# Physics Principles- Applications

Physics Principles that can be observed in a Theme Park Introduction Physics is a large subject that can be observed almost everywhere, even in a theme park, in a theme park physics principles such as weightlessness and acceleration/deceleration play a large part in ensuring that the rides are as thrilling as they are safe. In this essay I am going to show how two certain physics principles are being used in a ride to ensure that the ride is safe but at the same time delivers a lot of thrill to the rider. I am going to explore the sense of weightlessness during freefall, and how forces are used to ensure that the ride is not dangerous, I will also mention how gravitational potential energy converts to kinetic energy as the ride drops. Physics principles Weightlessness Freefall is a term used to describe how an object is moving through the air when there are practically no forces other than gravity acting on them. During freefall, object experience a sense of weightlessness but weightlessness does not mean that an object loses all its weight. Since in Physics weight does not mean how heavy an object is, (that is known as the mass) weight is a term used to describe how much force and object is exerting due to gravity, weight can only be felt if there is another force opposing the direction of the weight, as stated by Newton’s laws of motion that all forces have a resistant force that is equal to and in the opposite direction of the force on earth the resistant force is delivered by the ground beneath our feet, so if the ground was taken away, as in freefall, there would be no resistant force and we would not experience weight, that is what is meant by the term weightlessness. This is used in the ride I am going to study to create the feeling to falling into a pit and thus creating a thrill. Stopping forces Another physics principle I am going to explore is the use of forces to ensure that the ride is safe, specifically stopping forces. A stopping force is, as suggested by the name, is the force needed to stop an object

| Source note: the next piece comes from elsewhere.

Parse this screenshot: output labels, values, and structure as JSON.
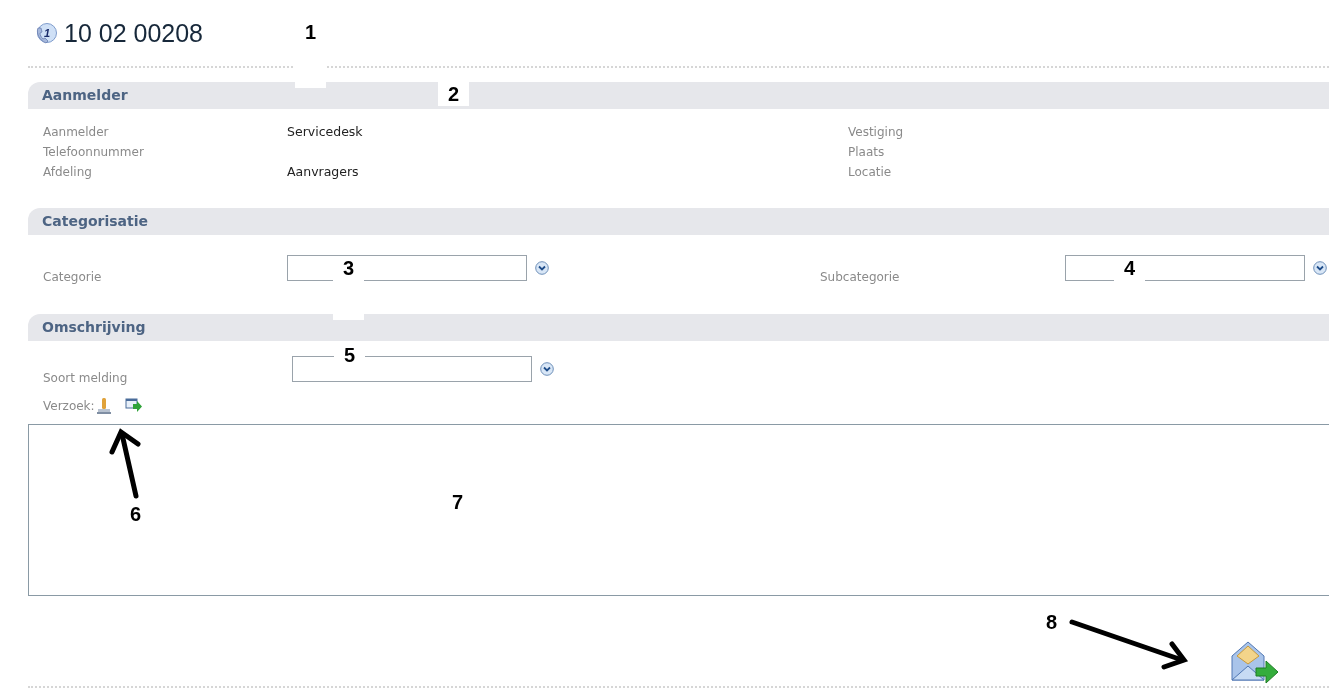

from moving in a certain direction. This stopping force results in a deceleration of the object, the stopping force (F) is calculated by multiplying the mass (m) by the acceleration (a), so they are linked by the formula, Force =mass x acceleration. Acceleration is a term used to describe how much faster an object is getting, usually per second, it is calculated by taking the change in velocity (speed in a given direction, usually in m/s) (initial velocity u, minus the finishing velocity), and dividing it by the time taken for this change usually in seconds, this can be written ...